In the first instance, in respect of an existing service, both sides give a commitment to consult on the development of a service plan. This plan will evaluate the existing in-house service, the outsourcing option, and compare both. As part of the evaluation both parties will consult with a view to agreeing a plan to address the service changes necessary to retain the service in house. In evaluating any proposal to proceed with outsourcing, a number of factors will be taken into account, including overall cost, quality of service, effectiveness, and the public interest. All relevant costs will be included in the evaluation but it will not be determined by unit hourly rates of pay.
Where management decide to proceed with outsourcing, there will be regular consultation with the trade unions throughout the commissioning and procurement process.
Procurement will not result in a worsening of the pay rates, pension and employment conditions of employees remaining in the public service.
In line with the commitments in the public service agreement, there will be no compulsory redundancies in any outsourcing. Both sides will maximise redeployment opportunities.
“All relevant costs will be included in the evaluation but it will
not be determined by unit hourly rates of pay”. Is this good news?
Apparently much play is being made by SIPTU of this sentence as “proof” that employees are protected against the worst effects of outsourcing by this clause.
This is a total misrepresentation
Let us examine what this sentence actually means.
Since all relevant costs will be included in the evaluation for outsourcing, “unit hourly rates of pay” will be a factor, but not the sole determining factor.
No public service employer could operate on the basis that unit hourly rates of pay would be the only determining factor. As point 2 above states “overall cost, quality of service, effectiveness” will also be factors.
If a private sector employer was giving “poor quality of service”, lower hourly pay rates in private sector would be of little value to the public service employer.
On the other hand, the sentence also means that outsourcing can be justified even when unit pay rates in the private sector are higher than in the public sector
In its rejection statement TEEU have strongly made this point.
“Overall cost” includes the cost of continuing to employ permanent public servants though the task is “once off”. The employer would claim that such employees would be “underutilised” on a continuing basis.
Binding Arbitration The document provides for “consultation” but not for negotiation.
Any disagreement between unions and management will be resolved by binding arbitration at the Labour Court. The criteria for the adjudication will be the terms of the Croke Park Deal.
Redundancy “In line with the commitments in the public service agreement, there will be no compulsory redundancies in any outsourcing. Both sides will maximise redeployment opportunities.”
This clause is effectively the same as the “commitment” given in the General Agreement.
Outsourcing will not in itself cause “compulsory redundancy”. But an employee can be made compulsorily redundant if s/he does not agree to be redeployed as a result of outsourcing. In this agreement, Public Service unions have agreed for the first time that permanent public servants can be made compulsorily redundant in certain circumstances.

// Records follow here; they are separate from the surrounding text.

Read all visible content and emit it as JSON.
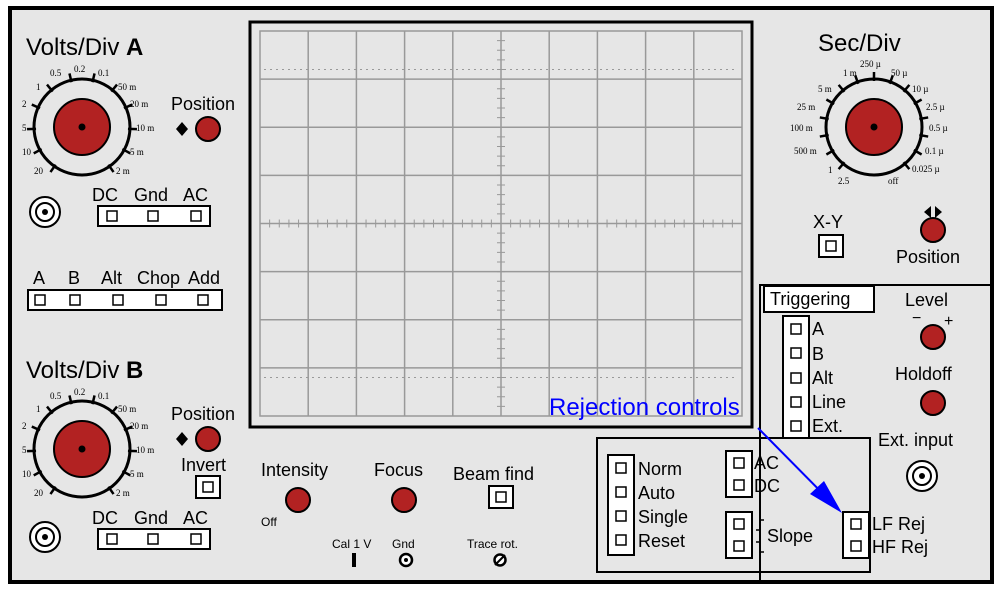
{
  "channel_a": {
    "title_prefix": "Volts/Div ",
    "title_letter": "A",
    "position_label": "Position",
    "coupling": [
      "DC",
      "Gnd",
      "AC"
    ],
    "dial_labels": [
      "0.5",
      "0.2",
      "0.1",
      "50 m",
      "20 m",
      "10 m",
      "5 m",
      "2 m",
      "20",
      "10",
      "5",
      "2",
      "1"
    ]
  },
  "mode": {
    "labels": [
      "A",
      "B",
      "Alt",
      "Chop",
      "Add"
    ]
  },
  "channel_b": {
    "title_prefix": "Volts/Div ",
    "title_letter": "B",
    "position_label": "Position",
    "invert_label": "Invert",
    "coupling": [
      "DC",
      "Gnd",
      "AC"
    ],
    "dial_labels": [
      "0.5",
      "0.2",
      "0.1",
      "50 m",
      "20 m",
      "10 m",
      "5 m",
      "2 m",
      "20",
      "10",
      "5",
      "2",
      "1"
    ]
  },
  "timebase": {
    "title": "Sec/Div",
    "dial_labels": [
      "250 µ",
      "1 m",
      "50 µ",
      "5 m",
      "10 µ",
      "25 m",
      "2.5 µ",
      "100 m",
      "0.5 µ",
      "500 m",
      "0.1 µ",
      "1",
      "0.025 µ",
      "2.5",
      "off"
    ],
    "xy_label": "X-Y",
    "position_label": "Position"
  },
  "triggering": {
    "title": "Triggering",
    "sources": [
      "A",
      "B",
      "Alt",
      "Line",
      "Ext."
    ],
    "level_label": "Level",
    "level_minus": "−",
    "level_plus": "+",
    "holdoff_label": "Holdoff",
    "ext_input_label": "Ext. input"
  },
  "sweep": {
    "modes": [
      "Norm",
      "Auto",
      "Single",
      "Reset"
    ],
    "coupling": [
      "AC",
      "DC"
    ],
    "slope_label": "Slope",
    "rejection": [
      "LF Rej",
      "HF Rej"
    ]
  },
  "display": {
    "intensity_label": "Intensity",
    "intensity_off": "Off",
    "focus_label": "Focus",
    "beam_find_label": "Beam find",
    "cal_label": "Cal  1  V",
    "gnd_label": "Gnd",
    "trace_rot_label": "Trace rot."
  },
  "annotation": {
    "text": "Rejection controls",
    "color": "#0000ff"
  },
  "colors": {
    "panel": "#e6e6e6",
    "knob": "#b22222",
    "outline": "#000000",
    "grid": "#999999"
  }
}
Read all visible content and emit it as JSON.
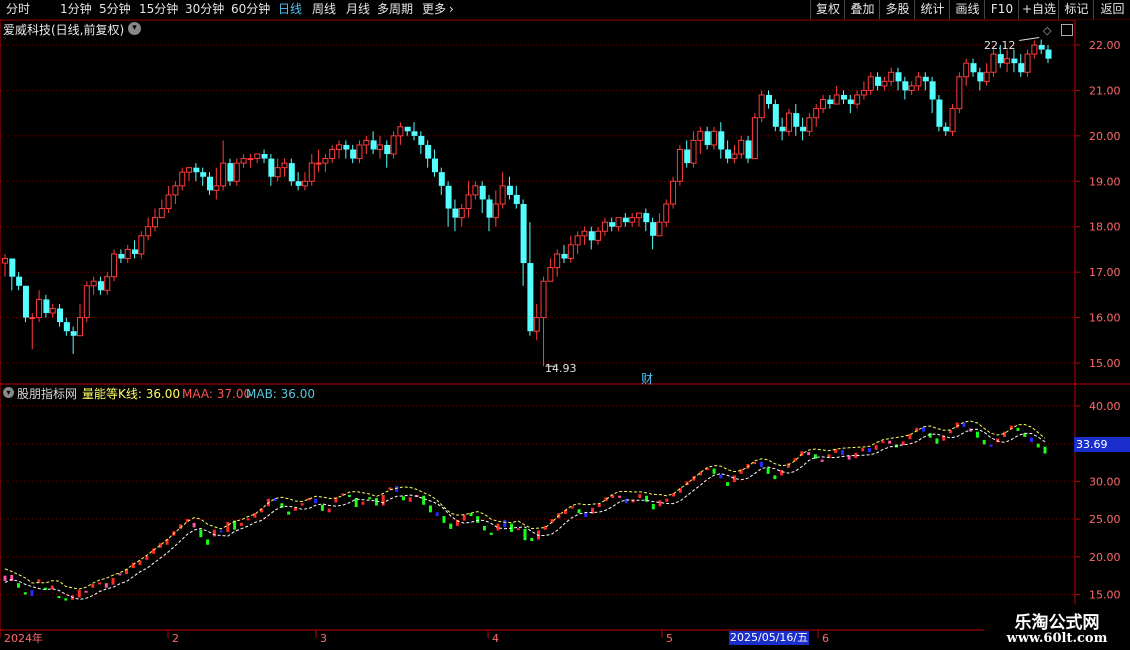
{
  "toolbar": {
    "periods": [
      "分时",
      "1分钟",
      "5分钟",
      "15分钟",
      "30分钟",
      "60分钟",
      "日线",
      "周线",
      "月线",
      "多周期",
      "更多"
    ],
    "active_period": "日线",
    "right_buttons": [
      "复权",
      "叠加",
      "多股",
      "统计",
      "画线",
      "F10",
      "+自选",
      "返回"
    ]
  },
  "main_chart": {
    "title": "爱威科技(日线,前复权)",
    "y_ticks": [
      "22.00",
      "21.00",
      "20.00",
      "19.00",
      "18.00",
      "17.00",
      "16.00",
      "15.00"
    ],
    "high_marker": "22.12",
    "low_marker": "14.93",
    "finance_marker": "财"
  },
  "indicator": {
    "name": "股朋指标网",
    "line_label": "量能等K线: 36.00",
    "maa_label": "MAA: 37.00",
    "mab_label": "MAB: 36.00",
    "y_ticks": [
      "40.00",
      "35.00",
      "30.00",
      "25.00",
      "20.00",
      "15.00"
    ],
    "current_value": "33.69"
  },
  "x_axis": {
    "labels": [
      "2024年",
      "2",
      "3",
      "4",
      "5",
      "6"
    ],
    "cursor_date": "2025/05/16/五"
  },
  "watermark": {
    "title": "乐淘公式网",
    "url": "www.60lt.com"
  },
  "colors": {
    "up": "#ff3c3c",
    "down": "#54ffff",
    "grid": "#7a0000",
    "axis": "#c00000",
    "ind_up": "#ff2a2a",
    "ind_down": "#19ff19",
    "ind_pink": "#ff55a8",
    "ind_blue": "#2a2aff",
    "maa": "#ffff66",
    "mab": "#ffffff"
  },
  "chart_data": {
    "type": "candlestick",
    "price_ylim": [
      14.75,
      22.4
    ],
    "indicator_ylim": [
      12,
      42
    ],
    "price_series": [
      [
        17.2,
        17.3,
        17.4,
        16.9
      ],
      [
        17.3,
        16.9,
        17.1,
        16.6
      ],
      [
        16.9,
        16.7,
        17.0,
        16.6
      ],
      [
        16.7,
        16.0,
        16.7,
        15.9
      ],
      [
        16.0,
        16.0,
        16.1,
        15.3
      ],
      [
        16.0,
        16.4,
        16.6,
        15.9
      ],
      [
        16.4,
        16.1,
        16.5,
        16.0
      ],
      [
        16.1,
        16.2,
        16.3,
        16.0
      ],
      [
        16.2,
        15.9,
        16.3,
        15.8
      ],
      [
        15.9,
        15.7,
        16.0,
        15.6
      ],
      [
        15.7,
        15.6,
        15.8,
        15.2
      ],
      [
        15.6,
        16.0,
        16.3,
        15.6
      ],
      [
        16.0,
        16.7,
        16.8,
        15.9
      ],
      [
        16.7,
        16.8,
        16.9,
        16.5
      ],
      [
        16.8,
        16.6,
        16.9,
        16.5
      ],
      [
        16.6,
        16.9,
        17.0,
        16.5
      ],
      [
        16.9,
        17.4,
        17.5,
        16.8
      ],
      [
        17.4,
        17.3,
        17.5,
        17.2
      ],
      [
        17.3,
        17.5,
        17.6,
        17.2
      ],
      [
        17.5,
        17.4,
        17.7,
        17.3
      ],
      [
        17.4,
        17.8,
        17.9,
        17.3
      ],
      [
        17.8,
        18.0,
        18.2,
        17.7
      ],
      [
        18.0,
        18.2,
        18.4,
        17.9
      ],
      [
        18.2,
        18.4,
        18.6,
        18.2
      ],
      [
        18.4,
        18.7,
        18.9,
        18.3
      ],
      [
        18.7,
        18.9,
        19.0,
        18.5
      ],
      [
        18.9,
        19.2,
        19.3,
        18.8
      ],
      [
        19.2,
        19.3,
        19.3,
        19.0
      ],
      [
        19.3,
        19.2,
        19.4,
        19.0
      ],
      [
        19.2,
        19.1,
        19.3,
        18.9
      ],
      [
        19.1,
        18.8,
        19.2,
        18.7
      ],
      [
        18.8,
        18.9,
        19.3,
        18.6
      ],
      [
        18.9,
        19.4,
        19.9,
        18.8
      ],
      [
        19.4,
        19.0,
        19.5,
        18.9
      ],
      [
        19.0,
        19.4,
        19.5,
        18.9
      ],
      [
        19.4,
        19.5,
        19.6,
        19.3
      ],
      [
        19.5,
        19.5,
        19.6,
        19.3
      ],
      [
        19.5,
        19.6,
        19.6,
        19.4
      ],
      [
        19.6,
        19.5,
        19.7,
        19.4
      ],
      [
        19.5,
        19.1,
        19.6,
        18.9
      ],
      [
        19.1,
        19.3,
        19.5,
        19.0
      ],
      [
        19.3,
        19.4,
        19.5,
        19.1
      ],
      [
        19.4,
        19.0,
        19.5,
        18.9
      ],
      [
        19.0,
        18.9,
        19.2,
        18.8
      ],
      [
        18.9,
        19.0,
        19.2,
        18.8
      ],
      [
        19.0,
        19.4,
        19.6,
        18.9
      ],
      [
        19.4,
        19.4,
        19.7,
        19.2
      ],
      [
        19.4,
        19.5,
        19.6,
        19.2
      ],
      [
        19.5,
        19.7,
        19.8,
        19.4
      ],
      [
        19.7,
        19.8,
        19.9,
        19.5
      ],
      [
        19.8,
        19.7,
        19.9,
        19.5
      ],
      [
        19.7,
        19.5,
        19.8,
        19.4
      ],
      [
        19.5,
        19.8,
        19.9,
        19.4
      ],
      [
        19.8,
        19.9,
        20.0,
        19.6
      ],
      [
        19.9,
        19.7,
        20.1,
        19.6
      ],
      [
        19.7,
        19.8,
        20.0,
        19.5
      ],
      [
        19.8,
        19.6,
        19.9,
        19.3
      ],
      [
        19.6,
        20.0,
        20.1,
        19.5
      ],
      [
        20.0,
        20.2,
        20.3,
        19.8
      ],
      [
        20.2,
        20.1,
        20.2,
        20.0
      ],
      [
        20.1,
        20.0,
        20.3,
        19.9
      ],
      [
        20.0,
        19.8,
        20.1,
        19.6
      ],
      [
        19.8,
        19.5,
        19.9,
        19.3
      ],
      [
        19.5,
        19.2,
        19.7,
        19.1
      ],
      [
        19.2,
        18.9,
        19.3,
        18.7
      ],
      [
        18.9,
        18.4,
        19.0,
        18.0
      ],
      [
        18.4,
        18.2,
        18.6,
        17.9
      ],
      [
        18.2,
        18.4,
        18.5,
        18.0
      ],
      [
        18.4,
        18.7,
        19.0,
        18.2
      ],
      [
        18.7,
        18.9,
        19.0,
        18.6
      ],
      [
        18.9,
        18.6,
        19.0,
        18.3
      ],
      [
        18.6,
        18.2,
        18.7,
        17.9
      ],
      [
        18.2,
        18.5,
        18.8,
        18.0
      ],
      [
        18.5,
        18.9,
        19.2,
        18.4
      ],
      [
        18.9,
        18.7,
        19.1,
        18.6
      ],
      [
        18.7,
        18.5,
        18.9,
        18.4
      ],
      [
        18.5,
        17.2,
        18.6,
        16.7
      ],
      [
        17.2,
        15.7,
        18.1,
        15.6
      ],
      [
        15.7,
        16.0,
        16.3,
        15.5
      ],
      [
        16.0,
        16.8,
        16.9,
        14.93
      ],
      [
        16.8,
        17.1,
        17.3,
        16.8
      ],
      [
        17.1,
        17.4,
        17.5,
        16.9
      ],
      [
        17.4,
        17.3,
        17.6,
        17.2
      ],
      [
        17.3,
        17.6,
        17.8,
        17.2
      ],
      [
        17.6,
        17.8,
        17.9,
        17.4
      ],
      [
        17.8,
        17.9,
        18.0,
        17.6
      ],
      [
        17.9,
        17.7,
        18.0,
        17.5
      ],
      [
        17.7,
        17.9,
        18.0,
        17.6
      ],
      [
        17.9,
        18.1,
        18.2,
        17.8
      ],
      [
        18.1,
        18.0,
        18.2,
        17.9
      ],
      [
        18.0,
        18.2,
        18.2,
        17.9
      ],
      [
        18.2,
        18.1,
        18.3,
        18.0
      ],
      [
        18.1,
        18.2,
        18.3,
        18.0
      ],
      [
        18.2,
        18.3,
        18.3,
        18.0
      ],
      [
        18.3,
        18.1,
        18.4,
        17.9
      ],
      [
        18.1,
        17.8,
        18.2,
        17.5
      ],
      [
        17.8,
        18.1,
        18.3,
        17.8
      ],
      [
        18.1,
        18.5,
        18.6,
        18.0
      ],
      [
        18.5,
        19.0,
        19.1,
        18.4
      ],
      [
        19.0,
        19.7,
        19.8,
        18.9
      ],
      [
        19.7,
        19.4,
        19.9,
        19.3
      ],
      [
        19.4,
        19.9,
        20.1,
        19.3
      ],
      [
        19.9,
        20.1,
        20.2,
        19.6
      ],
      [
        20.1,
        19.8,
        20.2,
        19.7
      ],
      [
        19.8,
        20.1,
        20.2,
        19.7
      ],
      [
        20.1,
        19.7,
        20.3,
        19.5
      ],
      [
        19.7,
        19.5,
        19.9,
        19.4
      ],
      [
        19.5,
        19.6,
        19.8,
        19.4
      ],
      [
        19.6,
        19.9,
        20.0,
        19.5
      ],
      [
        19.9,
        19.5,
        20.0,
        19.4
      ],
      [
        19.5,
        20.4,
        20.5,
        19.5
      ],
      [
        20.4,
        20.9,
        21.0,
        20.3
      ],
      [
        20.9,
        20.7,
        21.0,
        20.6
      ],
      [
        20.7,
        20.2,
        20.8,
        20.1
      ],
      [
        20.2,
        20.1,
        20.4,
        19.9
      ],
      [
        20.1,
        20.5,
        20.6,
        20.0
      ],
      [
        20.5,
        20.2,
        20.7,
        20.0
      ],
      [
        20.2,
        20.1,
        20.4,
        19.9
      ],
      [
        20.1,
        20.4,
        20.5,
        20.0
      ],
      [
        20.4,
        20.6,
        20.7,
        20.2
      ],
      [
        20.6,
        20.8,
        20.9,
        20.5
      ],
      [
        20.8,
        20.7,
        20.9,
        20.6
      ],
      [
        20.7,
        20.9,
        21.1,
        20.7
      ],
      [
        20.9,
        20.8,
        21.0,
        20.7
      ],
      [
        20.8,
        20.7,
        20.9,
        20.5
      ],
      [
        20.7,
        20.9,
        21.0,
        20.6
      ],
      [
        20.9,
        21.0,
        21.2,
        20.8
      ],
      [
        21.0,
        21.3,
        21.4,
        20.9
      ],
      [
        21.3,
        21.1,
        21.4,
        21.0
      ],
      [
        21.1,
        21.2,
        21.3,
        21.0
      ],
      [
        21.2,
        21.4,
        21.5,
        21.1
      ],
      [
        21.4,
        21.2,
        21.5,
        21.0
      ],
      [
        21.2,
        21.0,
        21.3,
        20.8
      ],
      [
        21.0,
        21.1,
        21.2,
        20.9
      ],
      [
        21.1,
        21.3,
        21.4,
        21.0
      ],
      [
        21.3,
        21.2,
        21.4,
        21.0
      ],
      [
        21.2,
        20.8,
        21.3,
        20.5
      ],
      [
        20.8,
        20.2,
        20.9,
        20.1
      ],
      [
        20.2,
        20.1,
        20.3,
        20.0
      ],
      [
        20.1,
        20.6,
        20.7,
        20.0
      ],
      [
        20.6,
        21.3,
        21.4,
        20.5
      ],
      [
        21.3,
        21.6,
        21.7,
        21.1
      ],
      [
        21.6,
        21.4,
        21.7,
        21.3
      ],
      [
        21.4,
        21.2,
        21.5,
        21.0
      ],
      [
        21.2,
        21.4,
        21.6,
        21.1
      ],
      [
        21.4,
        21.8,
        21.9,
        21.3
      ],
      [
        21.8,
        21.6,
        22.0,
        21.5
      ],
      [
        21.6,
        21.7,
        21.9,
        21.4
      ],
      [
        21.7,
        21.6,
        21.9,
        21.4
      ],
      [
        21.6,
        21.4,
        21.8,
        21.3
      ],
      [
        21.4,
        21.8,
        21.9,
        21.3
      ],
      [
        21.8,
        22.0,
        22.1,
        21.7
      ],
      [
        22.0,
        21.9,
        22.12,
        21.8
      ],
      [
        21.9,
        21.7,
        22.0,
        21.6
      ]
    ],
    "indicator_series": [
      [
        16.8,
        17.5
      ],
      [
        17.6,
        16.8
      ],
      [
        16.5,
        15.9
      ],
      [
        15.3,
        15.0
      ],
      [
        15.6,
        14.8
      ],
      [
        16.6,
        17.0
      ],
      [
        15.9,
        15.7
      ],
      [
        15.7,
        16.2
      ],
      [
        14.8,
        14.6
      ],
      [
        14.5,
        14.2
      ],
      [
        14.3,
        14.9
      ],
      [
        14.6,
        15.6
      ],
      [
        15.4,
        15.5
      ],
      [
        15.9,
        16.4
      ],
      [
        16.5,
        16.6
      ],
      [
        15.9,
        16.5
      ],
      [
        16.3,
        17.2
      ],
      [
        17.8,
        17.6
      ],
      [
        17.7,
        18.4
      ],
      [
        18.5,
        19.2
      ],
      [
        18.9,
        19.5
      ],
      [
        19.6,
        20.1
      ],
      [
        20.4,
        21.1
      ],
      [
        21.2,
        21.8
      ],
      [
        21.6,
        22.4
      ],
      [
        22.8,
        23.4
      ],
      [
        23.7,
        24.3
      ],
      [
        24.6,
        25.0
      ],
      [
        23.9,
        24.5
      ],
      [
        23.6,
        22.6
      ],
      [
        22.3,
        21.6
      ],
      [
        22.7,
        23.6
      ],
      [
        23.5,
        23.4
      ],
      [
        23.3,
        24.6
      ],
      [
        24.8,
        23.6
      ],
      [
        24.1,
        24.5
      ],
      [
        24.9,
        25.1
      ],
      [
        25.2,
        25.8
      ],
      [
        25.9,
        26.4
      ],
      [
        26.7,
        27.7
      ],
      [
        27.8,
        27.4
      ],
      [
        27.1,
        26.5
      ],
      [
        26.0,
        25.6
      ],
      [
        26.1,
        26.5
      ],
      [
        26.8,
        27.1
      ],
      [
        27.5,
        27.8
      ],
      [
        27.7,
        27.1
      ],
      [
        26.9,
        26.1
      ],
      [
        25.9,
        26.4
      ],
      [
        27.2,
        27.9
      ],
      [
        28.2,
        28.4
      ],
      [
        28.2,
        28.1
      ],
      [
        27.8,
        26.6
      ],
      [
        26.9,
        27.3
      ],
      [
        27.9,
        27.7
      ],
      [
        27.8,
        26.8
      ],
      [
        26.8,
        28.2
      ],
      [
        28.9,
        29.2
      ],
      [
        29.4,
        28.6
      ],
      [
        28.0,
        27.5
      ],
      [
        27.3,
        27.9
      ],
      [
        28.2,
        28.1
      ],
      [
        28.1,
        26.9
      ],
      [
        26.8,
        25.9
      ],
      [
        25.9,
        25.4
      ],
      [
        25.4,
        24.5
      ],
      [
        24.4,
        23.7
      ],
      [
        24.1,
        24.9
      ],
      [
        24.8,
        25.6
      ],
      [
        25.8,
        25.4
      ],
      [
        25.4,
        24.5
      ],
      [
        24.1,
        23.5
      ],
      [
        23.2,
        22.9
      ],
      [
        23.5,
        24.4
      ],
      [
        24.9,
        23.9
      ],
      [
        24.4,
        23.3
      ],
      [
        23.6,
        23.8
      ],
      [
        23.7,
        22.2
      ],
      [
        22.5,
        22.1
      ],
      [
        22.3,
        23.5
      ],
      [
        23.6,
        24.1
      ],
      [
        24.5,
        25.0
      ],
      [
        25.1,
        25.8
      ],
      [
        25.7,
        26.2
      ],
      [
        26.4,
        26.7
      ],
      [
        26.3,
        25.8
      ],
      [
        25.9,
        25.3
      ],
      [
        25.7,
        26.5
      ],
      [
        26.6,
        27.0
      ],
      [
        27.4,
        27.9
      ],
      [
        27.8,
        28.2
      ],
      [
        28.1,
        27.9
      ],
      [
        27.7,
        27.1
      ],
      [
        27.2,
        27.6
      ],
      [
        27.8,
        28.3
      ],
      [
        28.1,
        27.3
      ],
      [
        27.0,
        26.3
      ],
      [
        26.7,
        27.5
      ],
      [
        27.3,
        27.7
      ],
      [
        28.0,
        28.4
      ],
      [
        28.5,
        29.1
      ],
      [
        29.5,
        30.0
      ],
      [
        30.1,
        30.7
      ],
      [
        30.8,
        31.3
      ],
      [
        31.5,
        31.8
      ],
      [
        31.7,
        31.0
      ],
      [
        30.9,
        30.4
      ],
      [
        29.9,
        29.4
      ],
      [
        29.9,
        30.8
      ],
      [
        31.0,
        31.6
      ],
      [
        31.7,
        32.3
      ],
      [
        32.3,
        32.6
      ],
      [
        32.6,
        31.9
      ],
      [
        31.8,
        31.0
      ],
      [
        30.8,
        30.3
      ],
      [
        30.8,
        31.5
      ],
      [
        31.8,
        32.4
      ],
      [
        32.7,
        33.1
      ],
      [
        33.4,
        34.0
      ],
      [
        33.9,
        33.5
      ],
      [
        33.6,
        33.0
      ],
      [
        32.9,
        32.6
      ],
      [
        33.1,
        33.6
      ],
      [
        33.8,
        34.3
      ],
      [
        34.2,
        33.5
      ],
      [
        33.4,
        32.9
      ],
      [
        33.1,
        33.8
      ],
      [
        34.0,
        34.4
      ],
      [
        34.4,
        33.9
      ],
      [
        34.2,
        34.8
      ],
      [
        35.1,
        35.4
      ],
      [
        35.4,
        35.0
      ],
      [
        34.9,
        34.5
      ],
      [
        34.8,
        35.3
      ],
      [
        35.6,
        36.3
      ],
      [
        36.6,
        37.1
      ],
      [
        37.2,
        36.6
      ],
      [
        36.4,
        35.8
      ],
      [
        35.7,
        35.0
      ],
      [
        35.4,
        36.1
      ],
      [
        36.4,
        36.8
      ],
      [
        37.1,
        37.8
      ],
      [
        37.8,
        37.2
      ],
      [
        37.0,
        36.6
      ],
      [
        36.6,
        35.8
      ],
      [
        35.5,
        34.9
      ],
      [
        34.9,
        34.6
      ],
      [
        35.2,
        35.7
      ],
      [
        35.9,
        36.6
      ],
      [
        36.9,
        37.4
      ],
      [
        37.1,
        36.7
      ],
      [
        36.4,
        35.9
      ],
      [
        35.8,
        35.2
      ],
      [
        35.0,
        34.5
      ],
      [
        34.6,
        33.69
      ]
    ]
  }
}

EARNINGS The commitment that “pay rates” will not be reduced by outsourcing does not protect against reduction of “incomes” or “earnings”. The take home pay of many public servants can be, and has been, drastically reduced while maintaining basic “Pay Rates”
Unions must consult with management with “a view to agreeing a plan to address the service changes necessary to retain the service in house. In the context of the recruitment ban, this can only result in a major increase in workload during the ordinary working day.
Outsourcing applies to all grades including professional grades
In the “clarification” issued by Mulvey/Foley it is stated that outsourcing applies to all parts of the public service– not just to manual and clerical services